Could you please count how many lines in the data below hold the string "Ephinea"? Reply with only the number.

Supplied data START

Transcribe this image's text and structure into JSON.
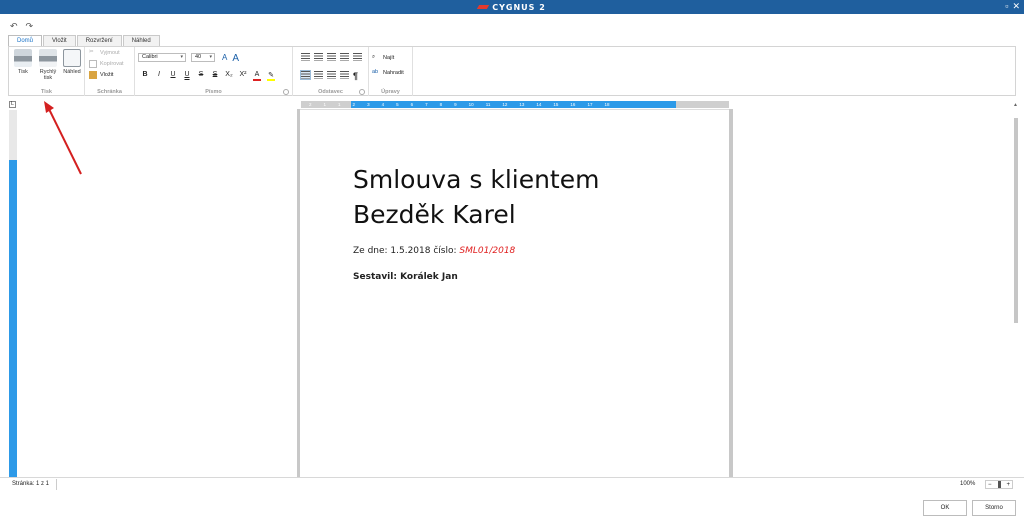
{
  "window": {
    "brand": "CYGNUS 2",
    "restore_icon": "restore-icon",
    "close_icon": "close-icon"
  },
  "quick_access": {
    "undo_icon": "undo-icon",
    "redo_icon": "redo-icon"
  },
  "tabs": [
    {
      "label": "Domů",
      "active": true
    },
    {
      "label": "Vložit",
      "active": false
    },
    {
      "label": "Rozvržení",
      "active": false
    },
    {
      "label": "Náhled",
      "active": false
    }
  ],
  "ribbon": {
    "print_group": {
      "label": "Tisk",
      "print": "Tisk",
      "quick_print": "Rychlý tisk",
      "preview": "Náhled"
    },
    "clipboard_group": {
      "label": "Schránka",
      "cut": "Vyjmout",
      "copy": "Kopírovat",
      "paste": "Vložit"
    },
    "font_group": {
      "label": "Písmo",
      "font_name": "Calibri",
      "font_size": "40",
      "bold": "B",
      "italic": "I",
      "underline": "U",
      "double_underline": "U",
      "strike": "S",
      "double_strike": "S",
      "subscript": "X₂",
      "superscript": "X²",
      "font_color": "A",
      "grow": "A",
      "shrink": "A"
    },
    "paragraph_group": {
      "label": "Odstavec",
      "pilcrow": "¶"
    },
    "edit_group": {
      "label": "Úpravy",
      "find": "Najít",
      "replace": "Nahradit"
    }
  },
  "ruler": {
    "corner": "L",
    "ticks": [
      "2",
      "1",
      "1",
      "2",
      "3",
      "4",
      "5",
      "6",
      "7",
      "8",
      "9",
      "10",
      "11",
      "12",
      "13",
      "14",
      "15",
      "16",
      "17",
      "18"
    ]
  },
  "document": {
    "title_line1": "Smlouva s klientem",
    "title_line2": "Bezděk Karel",
    "date_prefix": "Ze dne: 1.5.2018 číslo: ",
    "number": "SML01/2018",
    "author": "Sestavil: Korálek Jan"
  },
  "status": {
    "page": "Stránka: 1 z 1",
    "zoom": "100%",
    "zoom_minus": "−",
    "zoom_plus": "+"
  },
  "buttons": {
    "ok": "OK",
    "cancel": "Storno"
  },
  "colors": {
    "titlebar": "#1f5f9e",
    "accent": "#1a73c8",
    "ruler_active": "#2d9ae8",
    "annotation_arrow": "#d42020",
    "doc_number": "#e02020"
  }
}
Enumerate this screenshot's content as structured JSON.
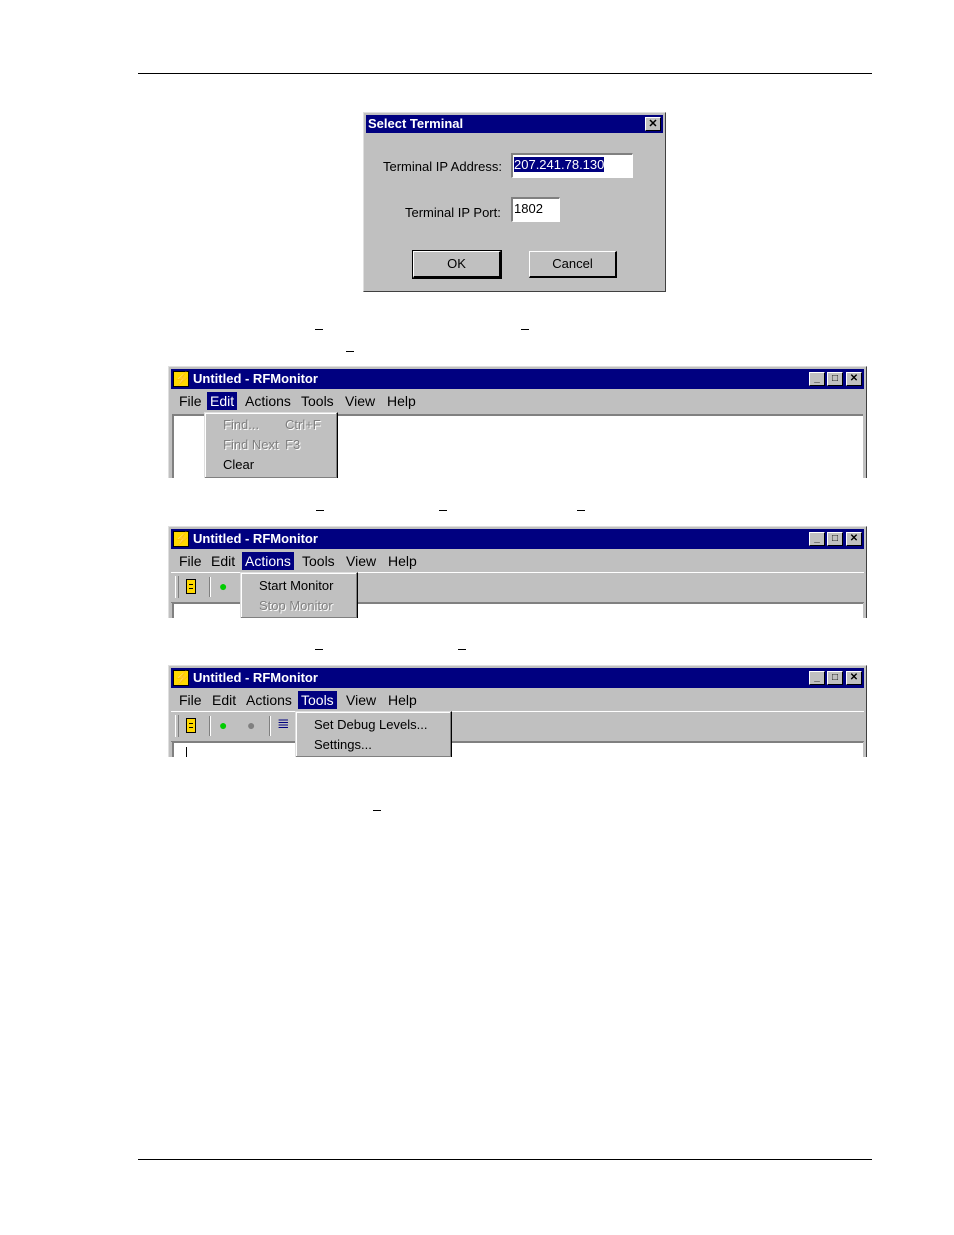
{
  "select_terminal_dialog": {
    "title": "Select Terminal",
    "close_glyph": "✕",
    "ip_address_label": "Terminal IP Address:",
    "ip_address_value": "207.241.78.130",
    "ip_port_label": "Terminal IP Port:",
    "ip_port_value": "1802",
    "ok_label": "OK",
    "cancel_label": "Cancel"
  },
  "windows": [
    {
      "title": "Untitled - RFMonitor",
      "menu": [
        "File",
        "Edit",
        "Actions",
        "Tools",
        "View",
        "Help"
      ],
      "open_menu": "Edit",
      "dropdown": [
        {
          "label": "Find...",
          "shortcut": "Ctrl+F",
          "enabled": false
        },
        {
          "label": "Find Next",
          "shortcut": "F3",
          "enabled": false
        },
        {
          "label": "Clear",
          "shortcut": "",
          "enabled": true
        }
      ]
    },
    {
      "title": "Untitled - RFMonitor",
      "menu": [
        "File",
        "Edit",
        "Actions",
        "Tools",
        "View",
        "Help"
      ],
      "open_menu": "Actions",
      "dropdown": [
        {
          "label": "Start Monitor",
          "enabled": true
        },
        {
          "label": "Stop Monitor",
          "enabled": false
        }
      ]
    },
    {
      "title": "Untitled - RFMonitor",
      "menu": [
        "File",
        "Edit",
        "Actions",
        "Tools",
        "View",
        "Help"
      ],
      "open_menu": "Tools",
      "dropdown": [
        {
          "label": "Set Debug Levels...",
          "enabled": true
        },
        {
          "label": "Settings...",
          "enabled": true
        }
      ]
    }
  ],
  "window_controls": {
    "minimize": "_",
    "maximize": "□",
    "close": "✕"
  },
  "colors": {
    "titlebar": "#000080",
    "face": "#c0c0c0",
    "status_on": "#00cc00",
    "status_off": "#808080"
  },
  "icons": [
    "lightning-app-icon",
    "document-icon",
    "green-dot-icon",
    "gray-dot-icon",
    "filter-icon"
  ]
}
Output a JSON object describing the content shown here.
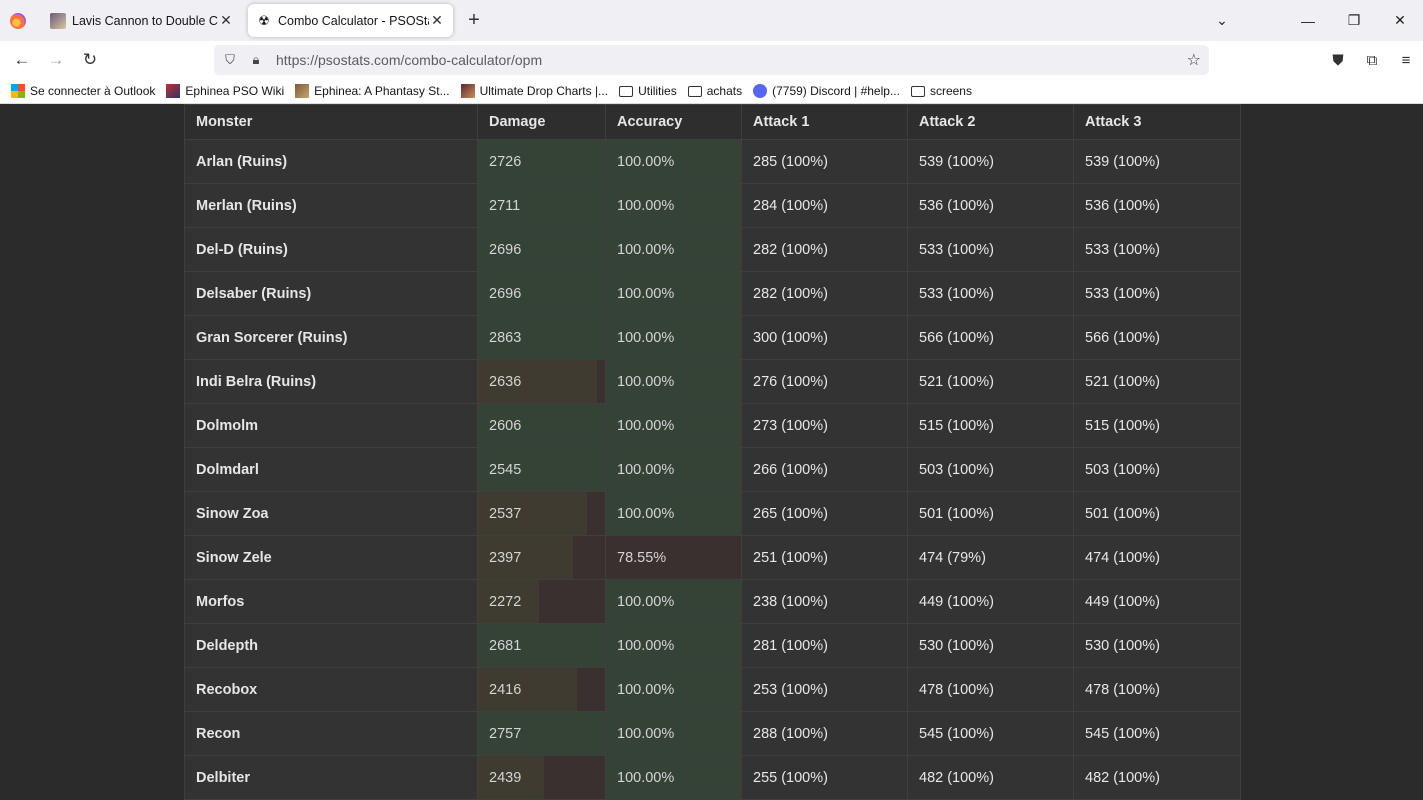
{
  "browser": {
    "tabs": [
      {
        "title": "Lavis Cannon to Double Cannon",
        "active": false
      },
      {
        "title": "Combo Calculator - PSOStats",
        "active": true
      }
    ],
    "url": "https://psostats.com/combo-calculator/opm",
    "bookmarks": [
      {
        "label": "Se connecter à Outlook",
        "icon": "microsoft-icon"
      },
      {
        "label": "Ephinea PSO Wiki",
        "icon": "site-icon"
      },
      {
        "label": "Ephinea: A Phantasy St...",
        "icon": "site-icon"
      },
      {
        "label": "Ultimate Drop Charts |...",
        "icon": "site-icon"
      },
      {
        "label": "Utilities",
        "icon": "folder-icon"
      },
      {
        "label": "achats",
        "icon": "folder-icon"
      },
      {
        "label": "(7759) Discord | #help...",
        "icon": "discord-icon"
      },
      {
        "label": "screens",
        "icon": "folder-icon"
      }
    ]
  },
  "table": {
    "headers": [
      "Monster",
      "Damage",
      "Accuracy",
      "Attack 1",
      "Attack 2",
      "Attack 3"
    ],
    "damage_max": 2863,
    "rows": [
      {
        "monster": "Arlan (Ruins)",
        "damage": "2726",
        "damage_fill": 1.0,
        "accuracy": "100.00%",
        "accuracy_fill": 1.0,
        "a1": "285 (100%)",
        "a2": "539 (100%)",
        "a3": "539 (100%)"
      },
      {
        "monster": "Merlan (Ruins)",
        "damage": "2711",
        "damage_fill": 1.0,
        "accuracy": "100.00%",
        "accuracy_fill": 1.0,
        "a1": "284 (100%)",
        "a2": "536 (100%)",
        "a3": "536 (100%)"
      },
      {
        "monster": "Del-D (Ruins)",
        "damage": "2696",
        "damage_fill": 1.0,
        "accuracy": "100.00%",
        "accuracy_fill": 1.0,
        "a1": "282 (100%)",
        "a2": "533 (100%)",
        "a3": "533 (100%)"
      },
      {
        "monster": "Delsaber (Ruins)",
        "damage": "2696",
        "damage_fill": 1.0,
        "accuracy": "100.00%",
        "accuracy_fill": 1.0,
        "a1": "282 (100%)",
        "a2": "533 (100%)",
        "a3": "533 (100%)"
      },
      {
        "monster": "Gran Sorcerer (Ruins)",
        "damage": "2863",
        "damage_fill": 1.0,
        "accuracy": "100.00%",
        "accuracy_fill": 1.0,
        "a1": "300 (100%)",
        "a2": "566 (100%)",
        "a3": "566 (100%)"
      },
      {
        "monster": "Indi Belra (Ruins)",
        "damage": "2636",
        "damage_fill": 0.94,
        "accuracy": "100.00%",
        "accuracy_fill": 1.0,
        "a1": "276 (100%)",
        "a2": "521 (100%)",
        "a3": "521 (100%)"
      },
      {
        "monster": "Dolmolm",
        "damage": "2606",
        "damage_fill": 1.0,
        "accuracy": "100.00%",
        "accuracy_fill": 1.0,
        "a1": "273 (100%)",
        "a2": "515 (100%)",
        "a3": "515 (100%)"
      },
      {
        "monster": "Dolmdarl",
        "damage": "2545",
        "damage_fill": 1.0,
        "accuracy": "100.00%",
        "accuracy_fill": 1.0,
        "a1": "266 (100%)",
        "a2": "503 (100%)",
        "a3": "503 (100%)"
      },
      {
        "monster": "Sinow Zoa",
        "damage": "2537",
        "damage_fill": 0.86,
        "accuracy": "100.00%",
        "accuracy_fill": 1.0,
        "a1": "265 (100%)",
        "a2": "501 (100%)",
        "a3": "501 (100%)"
      },
      {
        "monster": "Sinow Zele",
        "damage": "2397",
        "damage_fill": 0.75,
        "accuracy": "78.55%",
        "accuracy_fill": 0.0,
        "a1": "251 (100%)",
        "a2": "474 (79%)",
        "a3": "474 (100%)"
      },
      {
        "monster": "Morfos",
        "damage": "2272",
        "damage_fill": 0.48,
        "accuracy": "100.00%",
        "accuracy_fill": 1.0,
        "a1": "238 (100%)",
        "a2": "449 (100%)",
        "a3": "449 (100%)"
      },
      {
        "monster": "Deldepth",
        "damage": "2681",
        "damage_fill": 1.0,
        "accuracy": "100.00%",
        "accuracy_fill": 1.0,
        "a1": "281 (100%)",
        "a2": "530 (100%)",
        "a3": "530 (100%)"
      },
      {
        "monster": "Recobox",
        "damage": "2416",
        "damage_fill": 0.78,
        "accuracy": "100.00%",
        "accuracy_fill": 1.0,
        "a1": "253 (100%)",
        "a2": "478 (100%)",
        "a3": "478 (100%)"
      },
      {
        "monster": "Recon",
        "damage": "2757",
        "damage_fill": 1.0,
        "accuracy": "100.00%",
        "accuracy_fill": 1.0,
        "a1": "288 (100%)",
        "a2": "545 (100%)",
        "a3": "545 (100%)"
      },
      {
        "monster": "Delbiter",
        "damage": "2439",
        "damage_fill": 0.52,
        "accuracy": "100.00%",
        "accuracy_fill": 1.0,
        "a1": "255 (100%)",
        "a2": "482 (100%)",
        "a3": "482 (100%)"
      }
    ]
  },
  "colors": {
    "page_bg": "#2b2b2b",
    "cell_bg": "#333333",
    "bar_good": "#354236",
    "bar_warn": "#3f3b30",
    "bar_bad": "#3b3030"
  }
}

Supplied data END

Problem solution: 2